AstraZeneca said on Thursday it had found no evidence of an increased risk of pulmonary embolism or deep vein thrombosis - marked by the formation of blood clots - in safety data of more than 10 million records, even when considering subgroups based on age, gender, production batch or country of use.
The World Health Organisation's (WHO) Global Advisory Committee on Vaccine Safety (GACVS) is carefully assessing reports on risks related to the use of the AstraZeneca vaccine against COVID-19, a Sputnik report has said.
A number of European states have suspended vaccination with the AstraZeneca drug as a precaution after reports on severe side-effects, including blood clots, emerged, Sputnik reported.
The European Medicines Agency (EMA), however, said there was currently no indication that the reported negative effects had been caused by the vaccination.
“There is currently no indication that vaccination has caused these conditions, which are not listed as side effects with this vaccine… Although a quality defect is considered unlikely at this stage, the batch quality is being investigated,” according to EMA’s Wednesday statement.
"The GACVS is carefully assessing the current reports on the AstraZeneca vaccine. As soon as WHO gains a full understanding of these events, the findings and any changes to current recommendations will be immediately communicated to the public," the WHO spokesperson said late Thursday as quoted by Sputnik.
"The information available so far indicates that the number of thromboembolic events in vaccinated people is no higher than that seen in the general population. The Committee further noted that the vaccine can continue to be administered while the investigation of cases of thromboembolic events is ongoing," the spokesperson added.
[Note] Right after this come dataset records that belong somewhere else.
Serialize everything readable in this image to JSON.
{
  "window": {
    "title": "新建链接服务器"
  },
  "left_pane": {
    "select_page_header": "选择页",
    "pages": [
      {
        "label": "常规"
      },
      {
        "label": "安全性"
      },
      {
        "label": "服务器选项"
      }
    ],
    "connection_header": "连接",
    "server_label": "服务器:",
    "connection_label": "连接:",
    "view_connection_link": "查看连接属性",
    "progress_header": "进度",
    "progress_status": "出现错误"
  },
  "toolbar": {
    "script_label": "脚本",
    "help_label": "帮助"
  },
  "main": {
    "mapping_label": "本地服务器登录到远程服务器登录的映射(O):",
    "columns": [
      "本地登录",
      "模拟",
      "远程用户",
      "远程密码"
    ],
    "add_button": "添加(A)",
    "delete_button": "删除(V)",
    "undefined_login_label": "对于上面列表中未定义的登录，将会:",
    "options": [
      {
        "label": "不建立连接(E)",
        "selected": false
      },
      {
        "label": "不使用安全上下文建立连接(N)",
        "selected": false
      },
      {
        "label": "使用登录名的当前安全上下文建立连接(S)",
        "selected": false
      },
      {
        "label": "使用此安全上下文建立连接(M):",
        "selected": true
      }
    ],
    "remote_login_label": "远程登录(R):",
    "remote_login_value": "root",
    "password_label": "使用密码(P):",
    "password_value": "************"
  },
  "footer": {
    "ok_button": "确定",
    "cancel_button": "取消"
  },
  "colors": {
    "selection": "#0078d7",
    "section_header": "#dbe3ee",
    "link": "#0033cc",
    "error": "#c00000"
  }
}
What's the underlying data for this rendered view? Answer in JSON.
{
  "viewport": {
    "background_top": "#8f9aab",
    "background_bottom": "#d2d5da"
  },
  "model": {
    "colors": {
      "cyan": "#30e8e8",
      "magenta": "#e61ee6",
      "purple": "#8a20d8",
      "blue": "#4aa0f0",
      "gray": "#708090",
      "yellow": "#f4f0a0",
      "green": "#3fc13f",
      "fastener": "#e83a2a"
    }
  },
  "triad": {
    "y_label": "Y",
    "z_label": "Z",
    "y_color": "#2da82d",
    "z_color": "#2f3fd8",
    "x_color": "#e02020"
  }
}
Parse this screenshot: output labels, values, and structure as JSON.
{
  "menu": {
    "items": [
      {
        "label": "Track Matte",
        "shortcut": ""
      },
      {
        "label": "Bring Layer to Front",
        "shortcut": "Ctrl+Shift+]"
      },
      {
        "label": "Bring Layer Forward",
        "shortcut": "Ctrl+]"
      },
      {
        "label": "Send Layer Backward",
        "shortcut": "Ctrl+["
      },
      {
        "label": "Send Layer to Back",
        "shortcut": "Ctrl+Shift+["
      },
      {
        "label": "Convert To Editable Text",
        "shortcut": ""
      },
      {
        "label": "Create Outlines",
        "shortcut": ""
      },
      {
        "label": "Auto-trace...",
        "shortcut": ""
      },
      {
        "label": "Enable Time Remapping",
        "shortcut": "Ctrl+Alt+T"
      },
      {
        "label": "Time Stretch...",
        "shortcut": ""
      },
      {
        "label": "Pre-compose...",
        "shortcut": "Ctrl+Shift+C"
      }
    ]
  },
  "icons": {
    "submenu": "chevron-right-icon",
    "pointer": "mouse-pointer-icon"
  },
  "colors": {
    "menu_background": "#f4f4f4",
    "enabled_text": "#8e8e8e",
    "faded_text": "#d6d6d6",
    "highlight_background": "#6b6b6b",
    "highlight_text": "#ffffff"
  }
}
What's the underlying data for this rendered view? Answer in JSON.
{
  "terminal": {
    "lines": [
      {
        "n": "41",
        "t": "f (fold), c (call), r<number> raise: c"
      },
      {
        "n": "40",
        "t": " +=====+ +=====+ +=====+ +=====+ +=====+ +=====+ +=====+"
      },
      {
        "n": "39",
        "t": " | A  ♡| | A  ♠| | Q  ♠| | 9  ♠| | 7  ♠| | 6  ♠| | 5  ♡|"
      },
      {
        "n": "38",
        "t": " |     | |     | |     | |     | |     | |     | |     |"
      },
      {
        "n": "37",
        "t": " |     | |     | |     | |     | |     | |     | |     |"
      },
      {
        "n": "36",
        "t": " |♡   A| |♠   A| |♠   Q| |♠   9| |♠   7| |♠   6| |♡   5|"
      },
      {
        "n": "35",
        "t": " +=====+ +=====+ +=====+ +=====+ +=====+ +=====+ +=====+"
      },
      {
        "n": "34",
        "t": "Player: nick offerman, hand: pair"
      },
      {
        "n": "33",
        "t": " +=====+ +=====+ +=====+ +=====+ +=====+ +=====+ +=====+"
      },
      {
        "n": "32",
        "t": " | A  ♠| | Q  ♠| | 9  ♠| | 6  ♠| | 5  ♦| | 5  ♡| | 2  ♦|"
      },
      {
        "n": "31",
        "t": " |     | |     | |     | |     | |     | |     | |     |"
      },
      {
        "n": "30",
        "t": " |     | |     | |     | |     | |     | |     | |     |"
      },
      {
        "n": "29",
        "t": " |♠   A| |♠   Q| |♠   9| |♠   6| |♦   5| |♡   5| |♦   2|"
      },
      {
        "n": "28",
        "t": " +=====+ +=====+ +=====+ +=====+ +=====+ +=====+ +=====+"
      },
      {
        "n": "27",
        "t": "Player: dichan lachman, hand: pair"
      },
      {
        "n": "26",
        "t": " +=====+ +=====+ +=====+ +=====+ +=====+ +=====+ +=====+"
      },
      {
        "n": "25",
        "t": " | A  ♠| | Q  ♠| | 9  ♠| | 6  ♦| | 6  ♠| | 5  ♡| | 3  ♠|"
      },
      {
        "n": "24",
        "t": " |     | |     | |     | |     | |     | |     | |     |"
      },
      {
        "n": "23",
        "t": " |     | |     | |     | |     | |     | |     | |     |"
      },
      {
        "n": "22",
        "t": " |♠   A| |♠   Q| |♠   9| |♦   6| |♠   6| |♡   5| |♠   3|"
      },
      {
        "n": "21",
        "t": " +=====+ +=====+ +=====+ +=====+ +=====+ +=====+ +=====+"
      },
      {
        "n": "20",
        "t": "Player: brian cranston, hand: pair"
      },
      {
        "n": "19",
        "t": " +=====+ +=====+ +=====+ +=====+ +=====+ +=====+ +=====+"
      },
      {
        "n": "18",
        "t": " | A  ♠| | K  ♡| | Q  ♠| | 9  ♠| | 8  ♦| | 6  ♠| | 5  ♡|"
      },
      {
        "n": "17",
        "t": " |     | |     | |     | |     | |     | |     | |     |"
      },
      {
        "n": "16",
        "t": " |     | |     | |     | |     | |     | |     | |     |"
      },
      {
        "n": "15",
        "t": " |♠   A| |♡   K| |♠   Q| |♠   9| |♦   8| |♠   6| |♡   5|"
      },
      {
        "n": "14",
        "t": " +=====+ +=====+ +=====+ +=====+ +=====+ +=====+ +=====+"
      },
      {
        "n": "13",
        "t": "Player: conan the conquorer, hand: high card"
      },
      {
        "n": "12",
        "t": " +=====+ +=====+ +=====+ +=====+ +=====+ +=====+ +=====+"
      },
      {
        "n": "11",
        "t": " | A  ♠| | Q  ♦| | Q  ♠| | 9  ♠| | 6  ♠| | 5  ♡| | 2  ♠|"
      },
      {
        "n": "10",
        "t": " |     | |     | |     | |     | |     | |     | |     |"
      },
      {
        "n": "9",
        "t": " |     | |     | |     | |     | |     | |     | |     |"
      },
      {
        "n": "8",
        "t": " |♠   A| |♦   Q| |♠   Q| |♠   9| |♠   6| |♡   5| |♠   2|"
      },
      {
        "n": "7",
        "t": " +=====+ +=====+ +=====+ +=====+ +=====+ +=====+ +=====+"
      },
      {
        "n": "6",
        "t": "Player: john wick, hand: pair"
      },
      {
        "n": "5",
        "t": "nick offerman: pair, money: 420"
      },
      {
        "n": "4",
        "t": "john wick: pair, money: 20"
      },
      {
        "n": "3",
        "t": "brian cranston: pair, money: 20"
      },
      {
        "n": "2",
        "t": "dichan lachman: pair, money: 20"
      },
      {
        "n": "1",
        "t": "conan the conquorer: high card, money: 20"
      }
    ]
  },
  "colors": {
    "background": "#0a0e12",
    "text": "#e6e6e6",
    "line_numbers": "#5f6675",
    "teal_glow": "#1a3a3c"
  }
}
AstraZeneca said it had found no evidence of an increased risk of pulmonary embolism or deep vein thrombosis - marked by the formation of blood clots - in safety data of more than 10 million records, even when considering subgroups based on age, gender, production batch or country of use.
Canada has also said the AstraZeneca vaccine is safe even as Denmark and Norway temporarily suspended its use.
"Health Canada is aware of reports of adverse events in Europe following immunization with the AstraZeneca COVID-19 vaccine, and would like to reassure Canadians that the benefits of the vaccine continue to outweigh its risks," the health department said in a statement.
"At this time, there is no indication that the vaccine caused these events," it said.
Canada received 500,000 AstraZeneca doses made at the Serum Institute of India last week, and expects to get 1.5 million more in by May.
"To date, no adverse events related to the AstraZeneca COVID-19 vaccine... have been reported to Health Canada or the Public Health Agency of Canada," the statement said.
The WHO declared the COVID-19 outbreak a pandemic on March 11, 2020.
More than 118.34 million people have so far been infected with the coronavirus worldwide, with over 2.62 million fatalities, according to Johns Hopkins University.